The Meduan and Lanserim ways of life are as compatible as oil and water. But when an invisible threat consumes both countries, leaving husks of human skin in its wake, Lansera’s Prince Janto and his fiancé, Serra, must learn to work together with Vesperi, a Meduan who possesses the only weapon that can save them.

And I’m off to stare at my cover dreamily for the rest of the night….or actually, to share in a virtual wine tasting at Wine Antics, starting at 9 EST/6 PST! This real writer keeps herself busy juggling her spheres of writing influence! Fiction writer mode on SLEEP. Food blogger mode: ENGAGE!

Review of Homeward Bound

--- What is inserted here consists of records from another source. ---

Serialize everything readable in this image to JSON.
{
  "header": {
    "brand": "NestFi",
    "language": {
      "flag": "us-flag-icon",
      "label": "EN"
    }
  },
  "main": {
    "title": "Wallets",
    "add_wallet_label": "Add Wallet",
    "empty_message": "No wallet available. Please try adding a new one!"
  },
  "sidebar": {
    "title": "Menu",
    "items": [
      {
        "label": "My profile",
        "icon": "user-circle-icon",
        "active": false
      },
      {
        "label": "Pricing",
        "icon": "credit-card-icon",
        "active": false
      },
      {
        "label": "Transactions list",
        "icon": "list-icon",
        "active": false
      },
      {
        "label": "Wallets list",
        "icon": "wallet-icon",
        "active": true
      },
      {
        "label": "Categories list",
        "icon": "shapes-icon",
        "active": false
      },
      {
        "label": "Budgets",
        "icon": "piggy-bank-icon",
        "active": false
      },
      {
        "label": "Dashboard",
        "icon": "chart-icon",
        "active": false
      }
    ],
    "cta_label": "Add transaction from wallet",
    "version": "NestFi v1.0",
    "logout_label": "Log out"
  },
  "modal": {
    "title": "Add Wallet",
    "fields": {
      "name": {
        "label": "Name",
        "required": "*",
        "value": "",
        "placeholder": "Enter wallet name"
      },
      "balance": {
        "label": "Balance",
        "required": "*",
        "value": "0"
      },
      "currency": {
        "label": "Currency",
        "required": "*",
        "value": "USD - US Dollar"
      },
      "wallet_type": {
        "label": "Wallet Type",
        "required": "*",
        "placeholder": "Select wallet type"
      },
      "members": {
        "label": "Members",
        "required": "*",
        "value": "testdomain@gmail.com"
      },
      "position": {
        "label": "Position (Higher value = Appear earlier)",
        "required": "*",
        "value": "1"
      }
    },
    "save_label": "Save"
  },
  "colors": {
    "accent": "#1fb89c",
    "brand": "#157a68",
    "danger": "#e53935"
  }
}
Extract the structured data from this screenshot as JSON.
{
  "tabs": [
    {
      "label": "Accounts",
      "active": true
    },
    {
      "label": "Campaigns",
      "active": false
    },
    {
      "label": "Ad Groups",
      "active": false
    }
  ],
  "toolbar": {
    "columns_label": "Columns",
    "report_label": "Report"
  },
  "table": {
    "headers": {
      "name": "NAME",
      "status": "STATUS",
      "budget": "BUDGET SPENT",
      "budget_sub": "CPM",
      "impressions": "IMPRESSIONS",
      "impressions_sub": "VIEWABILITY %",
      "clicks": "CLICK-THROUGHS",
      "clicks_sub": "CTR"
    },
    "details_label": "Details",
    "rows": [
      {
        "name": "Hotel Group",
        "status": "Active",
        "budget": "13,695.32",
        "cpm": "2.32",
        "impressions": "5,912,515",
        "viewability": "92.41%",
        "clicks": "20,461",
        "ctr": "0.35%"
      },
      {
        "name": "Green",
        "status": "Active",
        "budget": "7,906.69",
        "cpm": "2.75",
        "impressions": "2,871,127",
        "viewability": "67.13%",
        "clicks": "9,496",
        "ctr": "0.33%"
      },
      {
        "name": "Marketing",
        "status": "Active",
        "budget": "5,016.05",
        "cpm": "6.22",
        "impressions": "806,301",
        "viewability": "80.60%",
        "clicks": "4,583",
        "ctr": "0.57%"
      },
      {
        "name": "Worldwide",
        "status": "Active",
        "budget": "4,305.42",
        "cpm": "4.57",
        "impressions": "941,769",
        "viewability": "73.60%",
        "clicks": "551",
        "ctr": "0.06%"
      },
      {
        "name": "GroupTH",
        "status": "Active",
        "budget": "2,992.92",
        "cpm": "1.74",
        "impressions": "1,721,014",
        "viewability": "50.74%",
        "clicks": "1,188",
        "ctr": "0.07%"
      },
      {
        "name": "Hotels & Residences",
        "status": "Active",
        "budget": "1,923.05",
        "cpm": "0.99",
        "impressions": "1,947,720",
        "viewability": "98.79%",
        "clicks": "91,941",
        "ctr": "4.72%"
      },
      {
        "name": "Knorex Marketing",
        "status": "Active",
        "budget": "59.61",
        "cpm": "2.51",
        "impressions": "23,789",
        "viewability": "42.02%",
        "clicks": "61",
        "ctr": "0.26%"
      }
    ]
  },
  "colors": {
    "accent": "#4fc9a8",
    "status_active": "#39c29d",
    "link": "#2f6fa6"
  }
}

Emily Matchar, a journalist and writer based in Chapel Hill for at least part of the year, published a book, Homeward Bound, on the movement toward reclaiming the domestic arts for women among twenty- and thirtysomethings, which she coins as “the New Domesticity.”  When she sought reviewers (meaning my copy was free), I jumped at the chance because I’ve been fascinated by the do-it-yourself attitude of our generation: chicken raising, canning everything, and covering every body part in some form of cable knit. I often feel like I’m the only person I know who doesn’t want to sew her own dresses or make radish pickles. I admit to being amused at the misadventures my friends have trying to keep chickens alive. I get the appeal of gardening and the pride of wearing something you’ve made yourself, but it all takes so much work. And time. And I manage to fill up all my time with work as it is. Why would I want to add more?

Which is what Matcher’s books asks: Why are more and more people spending their time making their own vinegar or sewing their own cloth diapers? Is this a trend backward or forward? What are its roots? Matchar interviewed many women, and some men, who are partaking in the more extreme ends of this movement by taking themselves off the grid, committing to attachment parenting, and/or blogging all about the experience and making careers out of making homes. There’s no judgment in the book, and Matchar deftly handles the irony of a generation of people returning to what their feminist forbears fought to get away from. In fact, many of the women in the book frame reclaiming the domestic arts as an act of feminism, as having the right to choose whether to have a career or a life in the home and to relearn the skills that were taken from them due to being deemed oppressive.